“Is this the real life? Is this just fantasy?” Was a question once posited by one of, if not the, most magnificent bands to walk this earth. Pop rock marvels Bastette continue to ponder the notion on their new EP, Exposed, through the lens of 2021 and their own personal experiences. As we hit a period of rock history where so many bands sound the same (yep, we’re at that point of the cycle), this five-piece are breathing life into the modern scene by taking a different approach.

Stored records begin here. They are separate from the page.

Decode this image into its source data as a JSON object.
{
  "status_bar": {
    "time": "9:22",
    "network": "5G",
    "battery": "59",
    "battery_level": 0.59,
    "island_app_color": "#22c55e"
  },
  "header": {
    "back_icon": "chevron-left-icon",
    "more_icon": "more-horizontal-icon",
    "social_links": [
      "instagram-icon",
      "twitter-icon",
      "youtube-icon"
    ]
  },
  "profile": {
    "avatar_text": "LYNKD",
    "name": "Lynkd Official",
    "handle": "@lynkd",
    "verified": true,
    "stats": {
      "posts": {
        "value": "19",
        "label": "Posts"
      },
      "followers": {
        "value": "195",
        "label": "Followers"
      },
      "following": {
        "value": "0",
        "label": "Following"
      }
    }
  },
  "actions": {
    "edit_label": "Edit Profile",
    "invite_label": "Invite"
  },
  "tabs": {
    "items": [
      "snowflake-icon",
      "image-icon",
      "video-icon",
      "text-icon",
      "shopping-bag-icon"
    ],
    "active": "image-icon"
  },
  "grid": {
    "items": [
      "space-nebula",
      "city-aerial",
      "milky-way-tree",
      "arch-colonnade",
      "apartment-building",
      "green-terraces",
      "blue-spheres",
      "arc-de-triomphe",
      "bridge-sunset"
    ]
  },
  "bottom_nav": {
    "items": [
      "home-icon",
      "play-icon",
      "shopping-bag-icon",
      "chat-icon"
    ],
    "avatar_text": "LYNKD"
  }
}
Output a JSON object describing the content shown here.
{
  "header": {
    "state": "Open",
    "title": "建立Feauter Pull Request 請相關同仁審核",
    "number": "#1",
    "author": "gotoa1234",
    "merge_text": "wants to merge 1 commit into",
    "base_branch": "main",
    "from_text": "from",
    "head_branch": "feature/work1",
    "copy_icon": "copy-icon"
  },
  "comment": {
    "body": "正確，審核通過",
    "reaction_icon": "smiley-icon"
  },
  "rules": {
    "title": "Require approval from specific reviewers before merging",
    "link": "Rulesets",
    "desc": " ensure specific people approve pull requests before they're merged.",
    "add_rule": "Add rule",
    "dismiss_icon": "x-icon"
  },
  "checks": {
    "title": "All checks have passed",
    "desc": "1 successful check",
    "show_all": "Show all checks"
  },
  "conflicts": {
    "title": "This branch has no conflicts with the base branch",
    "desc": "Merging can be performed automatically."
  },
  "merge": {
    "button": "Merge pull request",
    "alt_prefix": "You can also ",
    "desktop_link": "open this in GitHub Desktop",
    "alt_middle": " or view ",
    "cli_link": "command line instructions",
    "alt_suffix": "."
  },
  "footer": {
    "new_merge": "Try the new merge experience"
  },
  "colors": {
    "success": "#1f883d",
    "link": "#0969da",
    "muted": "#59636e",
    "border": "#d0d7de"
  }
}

While the band bathe themselves in a pop gloss, they’re still firmly in the rock camp. There’s hints of both early Halestorm and The Pretty Reckless with bright, shiny guitar tones throughout the five tracks. However, there’s still plenty of bombast on the first two tracks in “Stand Back” and “Talk About It” to draw you in before they start the calculated (but very much welcome) risks further down the EP. Indeed, they’re both the hardest rocking numbers in different ways with the former relying less on pop sensibilities in favour of dark and moody soundscapes whilst the latter opts for the straightforward gritty rocker with hints of grunge’s friendlier moments.
“Rollercoaster” steers us straight into ballad territory and brings the action down a couple of gears. However, it comes at the perfect point in the EP. It’s by far the poppiest moment of the tracks but expertly avoids falling into the trappings of slush. Instead, Caroline Kenyon’s vocals push it more into an operatic number backed by a melody perfectly representative of its name.
Meanwhile, mid-point “Sick & Twisted” acts as the perfect spine for the EP. As one of the singles in the run-up to the full release, it shows the full range of Bastette’s dynamism with cynical yet relatable lyrics and a hint of spite from swallowing the red pill. Whilst the guitars are more understated than in other tracks, they still pulse and sizzle with power whilst hints of Laura Branigan’s 80s heyday sit nicely with them to create an offbeat yet ensnaring song and the most representative of who and what Bastette are.
As an incredibly tight band without a weak track to be found on the EP, there’s a sense of catharsis running through the lyrics whilst offering a hand of support for those who may have been similarly burned. Like the greats who led the way, there’s authenticity from start to finish in both the music and lyrics as the band pull down false idols and ask hard but necessary questions. Exposed does exactly what it says on the tin. After one listen of this, there’s no doubting Bastette are sure of themselves without arrogance. Instead, they use it to ensure they don’t get pigeon-holed too deeply into one sub-genre and manage to do so with a deft hand to avoid the trappings of doing too much.
Exposed is out on September 17th